As Japan invades China in 1930, 20-year-old Stephen, from Hong Kong, travels to his grandfather’s farm on the coast of Japan to recover from tuberculosis. While there Stephen meets three people who share life lessons he will never forget. Matsu , his deceased grandfather’s housekeeper and master gardener taught Stephen about honor and loyalty. Sachi, an exiled leper, lived in peace with her solation. First love Keiko forced him to face how prejudice overrides love. This understated story swells with gentle truth about living with change and the uncontrollable with the dignity and courage of a samurai and hope from a garden.
The Stolen Lady: A Novel of World War II and the Mona Lisa by Laura Morelli, 2021, Historical Fiction
What does Lisa Gheradini, her maid Bellini, Leonardo da Vinci, Louvre archivist Ann Guichard have in common? The Mona Lisa. Laura Morelli addresses their parallel stories between 1479 and 1945. Bellini, Lisa Gherardini’s maid becomes our eyes for the portrait sitting Lisa’s husband commissions but never pays for. Leonardo is another storyteller about the painting and the conflicts he faced in the medieval art world. Anne Guichard takes us with her as she assists the unbelievable transfer and hiding of the Louvre’s valuable art, including the Mona Lisa. Each thread of this story weaves one of history, mystery, and intrigue to tell the story of what happens when art and war meet.
In the Heart of the Sea by Nathaniel Philbrick, Nonfiction, 2000
Most know the story of Moby Dick the giant sperm whale and the mad revenge of Ishmael against the mammal. Few know the true story of the sinking of the whaleship Essex by an attack by a whale who could have been Moby Dick’s relative. Nathaniel Philbrick writes a page-turning, hair-raising retelling of this story that is brilliant. He not only tells the story brilliantly, he laces it with historical and scientific fact so seamlessly, you never skim past it. Spoiler alert: the 20 men who left the sinking ship in 3 whale boats must make repulsive choices to stay alive for 90 days and only a few survive.
The Four Winds by Kristin Hannah, 2021, Historical Fiction
Elsa Martinelli and her two children packed up a truck with everything they had, left Texas and joined the thousands of others looking for a better life in California. The Texas Dust Bowl had stripped their land, robbed their dreams, sucked out any hope they ever had. But what they found in California wasn’t any better. With exquisite storytelling that is gripping, maddening, inspiring, and convicting, Kristin Hannah makes you see and feel the ravages of terrible time in our nation. What are you willing to give to help your children survive? For Elsa, anything less than everything wasn’t enough.

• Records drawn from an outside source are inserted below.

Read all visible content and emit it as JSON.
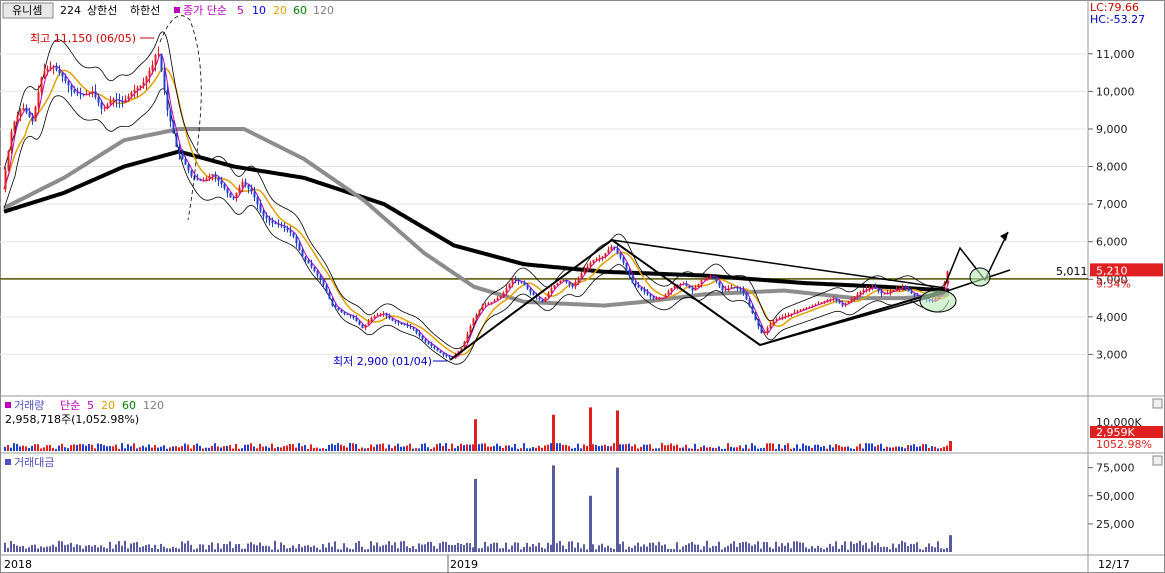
{
  "header": {
    "stock_name": "유니셈",
    "period": "224",
    "upper_limit_label": "상한선",
    "lower_limit_label": "하한선",
    "ma_legend": {
      "label": "종가 단순",
      "periods": [
        "5",
        "10",
        "20",
        "60",
        "120"
      ],
      "colors": [
        "#c000c0",
        "#0000ff",
        "#e0a000",
        "#008000",
        "#808080"
      ]
    },
    "lc_label": "LC:79.66",
    "hc_label": "HC:-53.27"
  },
  "annotations": {
    "high_label": "최고 11,150 (06/05)",
    "low_label": "최저 2,900 (01/04)",
    "ref_line_value": "5,011",
    "current_price": "5,210",
    "change_pct": "9.34%"
  },
  "volume_panel": {
    "legend_label": "거래량",
    "ma_label": "단순",
    "ma_periods": [
      "5",
      "20",
      "60",
      "120"
    ],
    "current_volume_text": "2,958,718주(1,052.98%)",
    "badge_volume": "2,959K",
    "badge_pct": "1052.98%",
    "axis_label": "10,000K"
  },
  "amount_panel": {
    "legend_label": "거래대금",
    "axis_labels": [
      "75,000",
      "50,000",
      "25,000"
    ]
  },
  "x_axis": {
    "labels": [
      "2018",
      "2019"
    ],
    "right_date": "12/17"
  },
  "chart_data": {
    "type": "candlestick",
    "y_ticks": [
      3000,
      4000,
      5000,
      6000,
      7000,
      8000,
      9000,
      10000,
      11000
    ],
    "y_tick_labels": [
      "3,000",
      "4,000",
      "5,000",
      "6,000",
      "7,000",
      "8,000",
      "9,000",
      "10,000",
      "11,000"
    ],
    "ylim": [
      2000,
      11900
    ],
    "reference_level": 5011,
    "price_path": [
      [
        0,
        7400
      ],
      [
        10,
        9100
      ],
      [
        20,
        9600
      ],
      [
        30,
        9200
      ],
      [
        40,
        10500
      ],
      [
        50,
        10700
      ],
      [
        60,
        10400
      ],
      [
        70,
        10000
      ],
      [
        80,
        9900
      ],
      [
        90,
        10000
      ],
      [
        100,
        9500
      ],
      [
        110,
        9800
      ],
      [
        120,
        9700
      ],
      [
        130,
        10000
      ],
      [
        140,
        10200
      ],
      [
        150,
        10700
      ],
      [
        155,
        11150
      ],
      [
        160,
        10400
      ],
      [
        165,
        9500
      ],
      [
        170,
        9000
      ],
      [
        175,
        8400
      ],
      [
        180,
        8200
      ],
      [
        190,
        7700
      ],
      [
        200,
        7600
      ],
      [
        210,
        7800
      ],
      [
        220,
        7500
      ],
      [
        230,
        7100
      ],
      [
        240,
        7600
      ],
      [
        250,
        7300
      ],
      [
        260,
        6700
      ],
      [
        270,
        6500
      ],
      [
        280,
        6400
      ],
      [
        290,
        6200
      ],
      [
        300,
        5600
      ],
      [
        310,
        5300
      ],
      [
        320,
        4900
      ],
      [
        330,
        4300
      ],
      [
        340,
        4100
      ],
      [
        350,
        4000
      ],
      [
        360,
        3700
      ],
      [
        370,
        4000
      ],
      [
        380,
        4100
      ],
      [
        390,
        3900
      ],
      [
        400,
        3800
      ],
      [
        410,
        3700
      ],
      [
        420,
        3400
      ],
      [
        430,
        3200
      ],
      [
        440,
        3000
      ],
      [
        450,
        2900
      ],
      [
        460,
        3200
      ],
      [
        470,
        3900
      ],
      [
        480,
        4300
      ],
      [
        490,
        4400
      ],
      [
        500,
        4600
      ],
      [
        510,
        5000
      ],
      [
        520,
        4900
      ],
      [
        530,
        4600
      ],
      [
        540,
        4400
      ],
      [
        550,
        4800
      ],
      [
        560,
        5000
      ],
      [
        570,
        4800
      ],
      [
        580,
        5200
      ],
      [
        590,
        5500
      ],
      [
        600,
        5600
      ],
      [
        610,
        5900
      ],
      [
        615,
        5700
      ],
      [
        620,
        5500
      ],
      [
        630,
        4900
      ],
      [
        640,
        4700
      ],
      [
        650,
        4500
      ],
      [
        660,
        4500
      ],
      [
        670,
        4800
      ],
      [
        680,
        4900
      ],
      [
        690,
        4700
      ],
      [
        700,
        5000
      ],
      [
        710,
        5100
      ],
      [
        720,
        4700
      ],
      [
        730,
        4800
      ],
      [
        740,
        4700
      ],
      [
        750,
        4100
      ],
      [
        760,
        3500
      ],
      [
        770,
        3900
      ],
      [
        780,
        4000
      ],
      [
        790,
        4100
      ],
      [
        800,
        4200
      ],
      [
        810,
        4300
      ],
      [
        820,
        4400
      ],
      [
        830,
        4500
      ],
      [
        840,
        4300
      ],
      [
        850,
        4500
      ],
      [
        860,
        4700
      ],
      [
        870,
        4800
      ],
      [
        880,
        4600
      ],
      [
        890,
        4700
      ],
      [
        900,
        4800
      ],
      [
        910,
        4600
      ],
      [
        920,
        4500
      ],
      [
        930,
        4400
      ],
      [
        940,
        4700
      ],
      [
        945,
        5210
      ]
    ],
    "ma120_path": [
      [
        0,
        6800
      ],
      [
        60,
        7300
      ],
      [
        120,
        8000
      ],
      [
        175,
        8400
      ],
      [
        230,
        8000
      ],
      [
        300,
        7700
      ],
      [
        380,
        7000
      ],
      [
        450,
        5900
      ],
      [
        520,
        5400
      ],
      [
        600,
        5200
      ],
      [
        700,
        5100
      ],
      [
        800,
        4900
      ],
      [
        880,
        4800
      ],
      [
        945,
        4700
      ]
    ],
    "ma60_path": [
      [
        0,
        6900
      ],
      [
        60,
        7700
      ],
      [
        120,
        8700
      ],
      [
        175,
        9000
      ],
      [
        240,
        9000
      ],
      [
        300,
        8200
      ],
      [
        360,
        7100
      ],
      [
        420,
        5700
      ],
      [
        470,
        4800
      ],
      [
        520,
        4400
      ],
      [
        600,
        4300
      ],
      [
        640,
        4400
      ],
      [
        700,
        4600
      ],
      [
        780,
        4700
      ],
      [
        850,
        4500
      ],
      [
        900,
        4500
      ],
      [
        945,
        4600
      ]
    ],
    "annotation_high": {
      "value": 11150,
      "date": "06/05"
    },
    "annotation_low": {
      "value": 2900,
      "date": "01/04"
    },
    "volume_spikes": [
      470,
      548,
      585,
      612,
      945
    ],
    "amount_spikes": [
      [
        470,
        65000
      ],
      [
        548,
        77000
      ],
      [
        585,
        50000
      ],
      [
        612,
        75000
      ],
      [
        945,
        15000
      ]
    ],
    "amount_axis": [
      25000,
      50000,
      75000
    ]
  }
}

Uncommon Type by Tom Hanks, Short Story Fiction, 2017
While we know Tom Hanks as an Oscar winning actor, he adds intelligent writer to his biography. Tom uses his love for typewriters (he collects them) as the common thread. But the typewriter is only a walk-on character because the stars of each story are the people. Tom takes simple people and builds a complex and layered story with unexpected beauty. There is a reporter on assignment, a young boy who gets an airplane ride, a divorcee in a new neighborhood, a time traveler, and much more. I listened to the audio version whichTom narrates.. But I also plan to read them one day because I want to appreciate the skill by which these were written.
The Light of Days by Judy Batalion, The Untold Story of Women Resistance, Fighters in Hitler’s Ghettos, Historical Nonfiction, 2021
We tell the story of Jewish resistance in Germany. This is a story of a group of young women, some still in their upper teens, who joined undercover resistance work in Poland. They were messengers and explosive deliverers is a story of courage, perseverance, and paying the ultimate price for what you believe. Meticulously researched using primary interviews of family members as well as documents and diaries, this book will haunt you. It isn’t an easy read and not all the stories have happy endings. It highlights again that there are no easy ways to fight evil especially when it is politically organized. It reminds us that small acts of courage prepare you for more and nothing is small when it starts in the heart.